Originally Posted by samclem
And the public sentiment in favor of contributing to charity is much lower than in the US. In general, citizens of countries with high government safety nets believe their taxes take care of their obligations to materially provide for the poor.
The main argument used against more local control of welfare systems is the fear of a "race to the bottom." According to this argument, if poor people can migrate to where public welfare benefits are the highest, states which provide higher benefits will be swamped by the indigent. States will be in a race to reduce benefits to induce the poor to go somewhere else.
This makes sense in theory, but I don't know if it works in the real world. The gradient would probably need to be fairly steep to get folks to move.

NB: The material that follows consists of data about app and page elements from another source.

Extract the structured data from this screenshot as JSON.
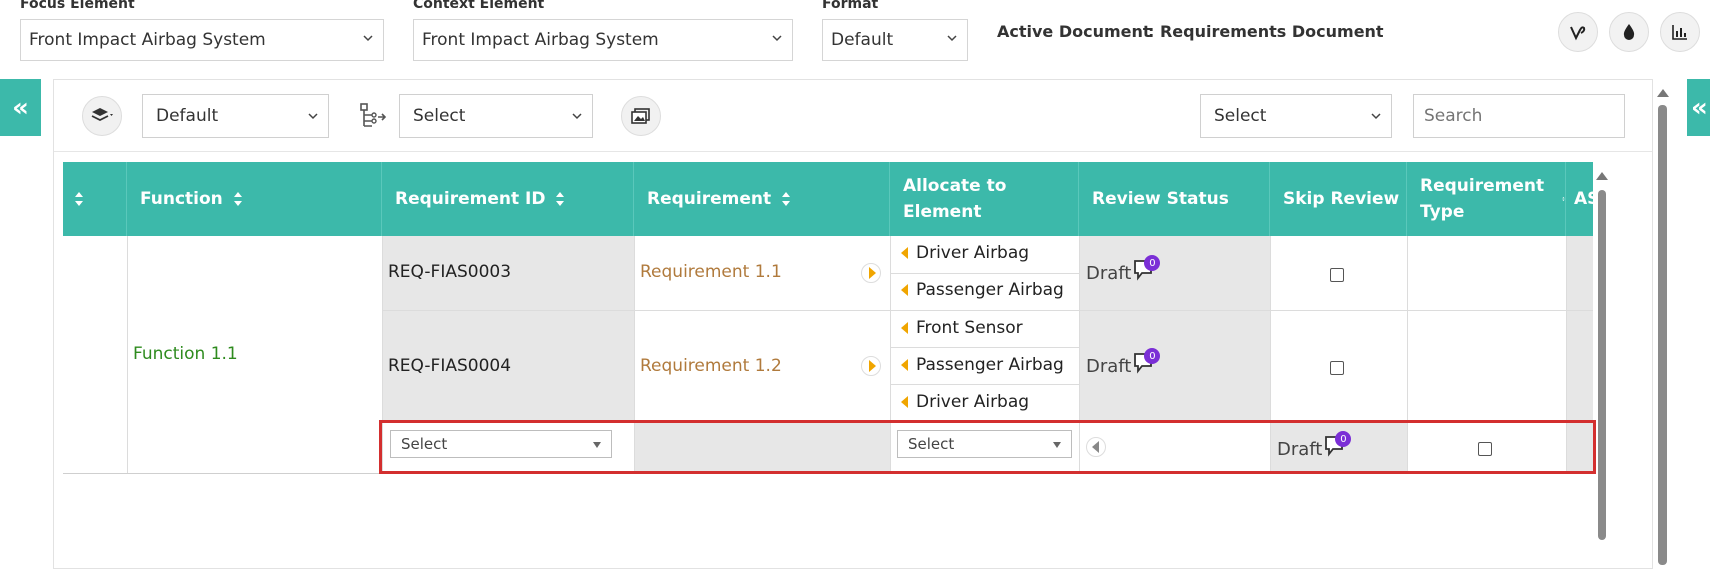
{
  "topbar": {
    "focus_label": "Focus Element",
    "focus_value": "Front Impact Airbag System",
    "context_label": "Context Element",
    "context_value": "Front Impact Airbag System",
    "format_label": "Format",
    "format_value": "Default",
    "active_doc_label": "Active Document",
    "active_doc_value": ": Requirements Document",
    "icons": [
      "vine-icon",
      "drop-icon",
      "bar-chart-icon"
    ]
  },
  "side": {
    "collapse_glyph": "«"
  },
  "toolbar": {
    "view_select": "Default",
    "hierarchy_select": "Select",
    "right_select": "Select",
    "search_placeholder": "Search"
  },
  "table": {
    "headers": {
      "function": "Function",
      "requirement_id": "Requirement ID",
      "requirement": "Requirement",
      "allocate_1": "Allocate to",
      "allocate_2": "Element",
      "review_status": "Review Status",
      "skip_review": "Skip Review",
      "req_type_1": "Requirement",
      "req_type_2": "Type",
      "cut": "AS"
    },
    "function_name": "Function 1.1",
    "rows": [
      {
        "id": "REQ-FIAS0003",
        "requirement": "Requirement 1.1",
        "elements": [
          "Driver Airbag",
          "Passenger Airbag"
        ],
        "status": "Draft",
        "comments": "0"
      },
      {
        "id": "REQ-FIAS0004",
        "requirement": "Requirement 1.2",
        "elements": [
          "Front Sensor",
          "Passenger Airbag",
          "Driver Airbag"
        ],
        "status": "Draft",
        "comments": "0"
      }
    ],
    "new_row": {
      "id_select": "Select",
      "element_select": "Select",
      "status": "Draft",
      "comments": "0"
    }
  },
  "colors": {
    "header_bg": "#3cb9aa",
    "function_text": "#2e8b1e",
    "requirement_text": "#b07a3c",
    "accent_arrow": "#f0a500",
    "badge": "#7b2fd6",
    "highlight": "#d32f2f"
  }
}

Actually, this has been going on for at least since the inception of The Great Society. It is most clear where only a political boundary separates two states with radically different approaches. Producers tend to congregate on the low benefit side, the poor and various forms of crime are mainly found on the other. This is even more striking when the two states have quite different approaches to criminal justice.